Fighting food waste, Full Harvest raises $8.5m to bring excess produce to commercial buyers

It’s a story that any urban millennial can (and will) complain about. You are looking for a non-caffeinated beverage, so you walk into a juice shop only to be shocked at the $13 price point for a couple of apricots and kale mixed in a blender. Yes, there is an intentional premium signaling going on, but there is also a much deeper challenge that goes all the way back to the ground where that kale came from. Farms are throwing away produce that doesn’t meet the aesthetic standards of grocery stores, and that means perfectly edible and delicious vegetables are completely lost. Some studies show that a majority of all food weight is lost before it even leaves the farm. Yet, there are no easy ways to sell those loose leaves of romain — at least, not yet. San Francisco-based Full Harvest is building a B2B marketplace that connects large-scale
Continue reading "Fighting food waste, Full Harvest raises $8.5m to bring excess produce to commercial buyers"

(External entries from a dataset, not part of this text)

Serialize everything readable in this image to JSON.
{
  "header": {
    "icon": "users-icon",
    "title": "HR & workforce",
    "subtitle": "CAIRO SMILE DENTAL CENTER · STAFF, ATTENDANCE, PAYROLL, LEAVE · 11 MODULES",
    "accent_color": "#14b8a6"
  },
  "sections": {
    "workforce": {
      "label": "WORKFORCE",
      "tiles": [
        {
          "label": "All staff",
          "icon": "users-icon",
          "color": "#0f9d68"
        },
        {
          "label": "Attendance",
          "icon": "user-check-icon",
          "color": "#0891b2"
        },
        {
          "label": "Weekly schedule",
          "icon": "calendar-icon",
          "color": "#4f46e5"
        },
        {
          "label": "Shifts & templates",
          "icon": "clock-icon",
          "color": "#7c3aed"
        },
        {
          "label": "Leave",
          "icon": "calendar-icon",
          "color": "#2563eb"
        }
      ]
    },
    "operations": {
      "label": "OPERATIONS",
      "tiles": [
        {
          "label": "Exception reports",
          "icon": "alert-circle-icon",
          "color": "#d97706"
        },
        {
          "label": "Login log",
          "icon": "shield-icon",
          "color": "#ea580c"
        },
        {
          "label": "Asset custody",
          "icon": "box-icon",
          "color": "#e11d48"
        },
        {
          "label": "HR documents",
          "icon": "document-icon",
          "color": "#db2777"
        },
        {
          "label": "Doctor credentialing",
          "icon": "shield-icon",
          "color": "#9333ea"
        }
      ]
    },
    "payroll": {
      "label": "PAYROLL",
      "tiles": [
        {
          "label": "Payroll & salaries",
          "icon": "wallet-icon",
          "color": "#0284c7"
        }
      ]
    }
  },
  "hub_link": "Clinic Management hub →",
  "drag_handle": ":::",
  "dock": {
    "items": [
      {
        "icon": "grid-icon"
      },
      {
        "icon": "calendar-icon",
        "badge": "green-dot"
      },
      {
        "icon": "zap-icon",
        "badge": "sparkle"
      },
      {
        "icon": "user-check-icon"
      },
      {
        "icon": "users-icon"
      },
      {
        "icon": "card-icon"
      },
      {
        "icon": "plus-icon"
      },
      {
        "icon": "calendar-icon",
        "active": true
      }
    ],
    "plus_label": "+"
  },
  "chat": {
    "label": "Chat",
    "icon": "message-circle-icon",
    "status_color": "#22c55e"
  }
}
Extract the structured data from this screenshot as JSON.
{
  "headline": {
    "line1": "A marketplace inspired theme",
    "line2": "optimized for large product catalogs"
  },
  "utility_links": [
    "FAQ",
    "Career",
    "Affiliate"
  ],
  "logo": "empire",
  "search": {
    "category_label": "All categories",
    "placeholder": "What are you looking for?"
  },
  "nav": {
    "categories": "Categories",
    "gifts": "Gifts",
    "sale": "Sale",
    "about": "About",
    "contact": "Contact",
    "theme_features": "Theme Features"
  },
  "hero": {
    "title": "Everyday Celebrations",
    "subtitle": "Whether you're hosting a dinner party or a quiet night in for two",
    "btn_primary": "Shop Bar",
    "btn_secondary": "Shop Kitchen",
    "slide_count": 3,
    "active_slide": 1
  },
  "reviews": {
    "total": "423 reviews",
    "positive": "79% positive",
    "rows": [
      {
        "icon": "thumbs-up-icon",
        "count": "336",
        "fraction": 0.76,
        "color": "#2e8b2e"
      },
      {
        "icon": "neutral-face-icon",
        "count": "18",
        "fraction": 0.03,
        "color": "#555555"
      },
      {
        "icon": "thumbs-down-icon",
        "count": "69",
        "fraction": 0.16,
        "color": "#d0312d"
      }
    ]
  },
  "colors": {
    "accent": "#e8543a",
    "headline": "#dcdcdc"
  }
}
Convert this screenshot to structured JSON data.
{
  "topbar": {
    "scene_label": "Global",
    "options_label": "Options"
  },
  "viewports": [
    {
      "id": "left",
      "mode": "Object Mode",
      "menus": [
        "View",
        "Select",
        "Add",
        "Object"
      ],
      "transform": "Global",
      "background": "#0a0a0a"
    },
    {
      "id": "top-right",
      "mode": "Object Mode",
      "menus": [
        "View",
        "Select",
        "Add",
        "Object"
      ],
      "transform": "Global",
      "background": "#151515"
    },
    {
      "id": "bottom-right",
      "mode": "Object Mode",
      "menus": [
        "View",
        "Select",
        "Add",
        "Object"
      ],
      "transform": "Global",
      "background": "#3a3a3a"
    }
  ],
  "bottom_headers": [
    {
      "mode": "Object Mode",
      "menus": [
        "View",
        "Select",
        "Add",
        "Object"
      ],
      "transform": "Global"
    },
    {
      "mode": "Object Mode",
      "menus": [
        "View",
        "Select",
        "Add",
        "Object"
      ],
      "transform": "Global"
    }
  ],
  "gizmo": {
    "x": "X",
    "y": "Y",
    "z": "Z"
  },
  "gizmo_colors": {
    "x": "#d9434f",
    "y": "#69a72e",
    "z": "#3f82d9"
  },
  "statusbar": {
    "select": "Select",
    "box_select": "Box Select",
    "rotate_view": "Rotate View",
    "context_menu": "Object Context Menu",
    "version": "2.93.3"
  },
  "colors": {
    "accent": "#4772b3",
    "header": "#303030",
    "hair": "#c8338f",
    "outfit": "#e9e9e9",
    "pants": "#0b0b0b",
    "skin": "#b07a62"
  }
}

Blind loyalty

There is a secret behind every open office in Silicon Valley — and it isn’t the drain on productivity. Tech companies have been the vanguards for pushing corporate culture forward toward “radical transparency.” Mark Zuckerberg works in a fully transparent four-walled glass office surrounded by the rest of Facebook. Valve got rid of managers and titles so everyone can be their own boss. Startup founders host weekly town halls, Friday all-hands, and AMAs. Companies go to painstaking lengths to signal that they trust their employees – to show that this is your company. But while your company might adopt an open floor plan and give out free snacks so you can feel closer to your coworkers, they likely don’t want you knowing how much they make, who is affected by the impending layoffs, or whether executives are making the right decisions. The open office has never
Continue reading "Blind loyalty"

Crypto mining giant Bitmain on target for $10B revenue this year

During a gold rush, Silicon Valley’s line is to always invest in picks and shovels instead of mining. Sometimes it pays just to do both.

TechCrunch has learned through a company fundraise overview that Beijing-based mining equipment seller Bitmain hit a quarterly revenue of approximately $2 billion in Q1 of this year. Despite a slump in bitcoin prices since the beginning of the year, the company is on track to become the first blockchain-focused company to achieve $10 billion in annual revenue, assuming that the cryptocurrency market doesn’t drop further.

Fortune has previously reported that the company had $1.1 billion in profits in the same quarter, a number in line with these revenue numbers, given a net margin of around 50 percent. That growth is extraordinary. From the same source seen by TechCrunch, Bitmain’s revenues last year were $2.5 billion, and around $300 million just the year
Continue reading "Crypto mining giant Bitmain on target for $10B revenue this year"